On the subject of heading backward, this portion of the arc also features cameo appearances from Akira Toriyama’s previous manga Dr. Slump. Although this is Toriyama quite literally taking a step back from Dragon Ball, Penguin Village and the cast of Dr. Slump fit surprisingly well in the context of Dragon Ball’s world. Penguin Village is such a wonderfully colorful setting, both in content and tone, that it’s a genuine shame it needs to be associated with General Blue. By this point in the story, Toriyama has more or less given up on the idea of Blue as a legitimate threat, having him suffer at the hands of his previous protagonist, Arale.
At its core, Penguin Village’s cameo is a love letter to Toriyama’s pre-Dragon Ball roots, but the context behind the Red Ribbon Army arc, alongside the insistence on world-building, allows for a blatant Dr. Slump cameo to work regardless of any preconceived familiarity with Toriyama’s previous manga. It is worth mentioning that the lack of quality revolving around General Blue isn’t simply a perceived tonal dissonance within the series, but rather that the context surrounding his character lends itself for a more serious approach. Penguin Village, on the other hand, clearly establishes a comedic tone and thrives off its humor. Who General Blue is and what he does clash without developing a suitable literary juxtaposition.
With that in mind, Penguin Village isn’t some sudden jump in quality that justifies General Blue’s inclusion in the series. In the manga, it certainly does mark an improvement in the arc’s quality, but the anime is held back by a specific characterization choice with General Blue that neither adds to his character nor contributes to the general humor of Goku finding himself in what is effectively an episode of Dr. Slump.
General Blue is Dragon Ball’s only canonically queer character, specifically implied to be gay. While Toriyama does use this to poke fun at Bulma’s expense when she tries to seduce him, this detail is more or less in the background. The anime, however, turns General Blue into a pedophile, lusting after Dr. Slump mainstay Obotchaman, a robot designed to look like a young boy. This change to General Blue is entirely in poor taste, adding absolutely nothing to the character and souring an otherwise charming cameo.
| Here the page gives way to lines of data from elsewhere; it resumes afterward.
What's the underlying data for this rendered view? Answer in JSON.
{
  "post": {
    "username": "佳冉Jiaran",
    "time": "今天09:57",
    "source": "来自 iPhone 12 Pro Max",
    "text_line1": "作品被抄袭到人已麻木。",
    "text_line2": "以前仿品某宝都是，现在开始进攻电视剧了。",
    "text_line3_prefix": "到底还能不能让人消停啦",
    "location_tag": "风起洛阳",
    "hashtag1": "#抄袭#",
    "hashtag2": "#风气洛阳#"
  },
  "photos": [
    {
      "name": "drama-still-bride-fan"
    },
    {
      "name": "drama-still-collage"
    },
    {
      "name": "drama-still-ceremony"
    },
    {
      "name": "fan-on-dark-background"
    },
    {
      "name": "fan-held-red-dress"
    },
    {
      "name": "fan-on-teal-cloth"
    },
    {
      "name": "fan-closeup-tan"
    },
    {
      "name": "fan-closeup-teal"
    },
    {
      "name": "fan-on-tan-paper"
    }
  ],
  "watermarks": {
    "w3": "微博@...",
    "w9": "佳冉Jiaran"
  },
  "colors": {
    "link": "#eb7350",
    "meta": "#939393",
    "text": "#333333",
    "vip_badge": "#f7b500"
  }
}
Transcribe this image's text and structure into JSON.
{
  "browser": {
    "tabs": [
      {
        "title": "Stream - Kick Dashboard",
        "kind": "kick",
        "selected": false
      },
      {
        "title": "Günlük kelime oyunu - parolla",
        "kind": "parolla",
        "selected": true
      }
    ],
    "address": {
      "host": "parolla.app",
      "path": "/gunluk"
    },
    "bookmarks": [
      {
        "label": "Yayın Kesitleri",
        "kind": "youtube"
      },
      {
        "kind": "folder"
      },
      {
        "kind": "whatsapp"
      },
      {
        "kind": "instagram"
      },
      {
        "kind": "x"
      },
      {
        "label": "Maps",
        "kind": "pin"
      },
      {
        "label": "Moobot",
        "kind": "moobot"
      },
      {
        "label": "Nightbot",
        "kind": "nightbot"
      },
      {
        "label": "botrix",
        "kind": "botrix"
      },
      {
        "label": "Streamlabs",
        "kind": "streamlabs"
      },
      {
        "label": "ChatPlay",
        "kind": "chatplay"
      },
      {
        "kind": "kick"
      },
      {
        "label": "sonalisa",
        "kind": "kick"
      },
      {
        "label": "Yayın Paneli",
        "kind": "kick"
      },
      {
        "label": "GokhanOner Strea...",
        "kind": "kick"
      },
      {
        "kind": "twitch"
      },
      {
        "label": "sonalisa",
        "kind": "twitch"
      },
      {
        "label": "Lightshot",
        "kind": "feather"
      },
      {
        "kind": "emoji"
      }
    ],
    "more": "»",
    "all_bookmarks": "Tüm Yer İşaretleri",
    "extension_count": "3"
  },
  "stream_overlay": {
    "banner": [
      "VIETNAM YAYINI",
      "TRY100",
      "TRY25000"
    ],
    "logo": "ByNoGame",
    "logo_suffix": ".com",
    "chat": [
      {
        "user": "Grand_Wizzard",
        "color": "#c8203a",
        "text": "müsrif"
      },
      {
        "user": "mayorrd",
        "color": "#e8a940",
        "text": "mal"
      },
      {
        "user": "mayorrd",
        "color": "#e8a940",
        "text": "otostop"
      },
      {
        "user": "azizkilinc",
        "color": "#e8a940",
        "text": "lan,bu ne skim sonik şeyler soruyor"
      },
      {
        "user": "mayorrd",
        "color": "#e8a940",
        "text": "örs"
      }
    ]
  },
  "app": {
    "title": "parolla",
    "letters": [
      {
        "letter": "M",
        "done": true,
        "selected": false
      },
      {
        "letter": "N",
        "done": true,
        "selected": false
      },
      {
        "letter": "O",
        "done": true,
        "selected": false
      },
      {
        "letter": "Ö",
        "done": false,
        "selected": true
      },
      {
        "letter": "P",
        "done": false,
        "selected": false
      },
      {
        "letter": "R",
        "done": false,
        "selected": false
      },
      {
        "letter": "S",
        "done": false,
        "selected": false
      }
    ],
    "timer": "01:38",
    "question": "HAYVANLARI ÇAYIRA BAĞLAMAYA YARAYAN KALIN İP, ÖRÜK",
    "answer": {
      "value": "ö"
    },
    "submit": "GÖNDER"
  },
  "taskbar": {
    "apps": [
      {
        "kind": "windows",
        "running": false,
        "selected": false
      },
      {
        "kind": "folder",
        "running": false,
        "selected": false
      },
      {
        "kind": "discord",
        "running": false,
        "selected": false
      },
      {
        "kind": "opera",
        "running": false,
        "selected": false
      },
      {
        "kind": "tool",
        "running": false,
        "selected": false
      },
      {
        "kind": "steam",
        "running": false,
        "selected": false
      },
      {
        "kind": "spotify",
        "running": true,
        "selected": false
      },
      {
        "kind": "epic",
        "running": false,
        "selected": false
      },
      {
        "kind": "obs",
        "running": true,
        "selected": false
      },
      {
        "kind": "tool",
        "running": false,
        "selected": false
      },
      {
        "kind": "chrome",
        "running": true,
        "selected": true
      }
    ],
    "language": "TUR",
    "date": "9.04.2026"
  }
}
When it comes down to it, General Blue outstays his welcome. Colonel Silver was deliberately dealt with rather quickly while Muscle Tower featured a variety of characters and settings to vary Goku’s adventure, even giving Hatchan an arc of his own to compliment the narrative. With General Blue, the set pieces are strong enough, but there is a distinct lack of progression regarding his many confrontations with Goku, and neither Bulma or Kuririn influence the plot meaningfully. The anime sullies what good his character may have while extending an already lengthy portion of the arc with filler. General Blue simultaneously feels overused and underutilized, which would amount to a complete waste of time if not for one key story beat: the introduction of Taopaipai.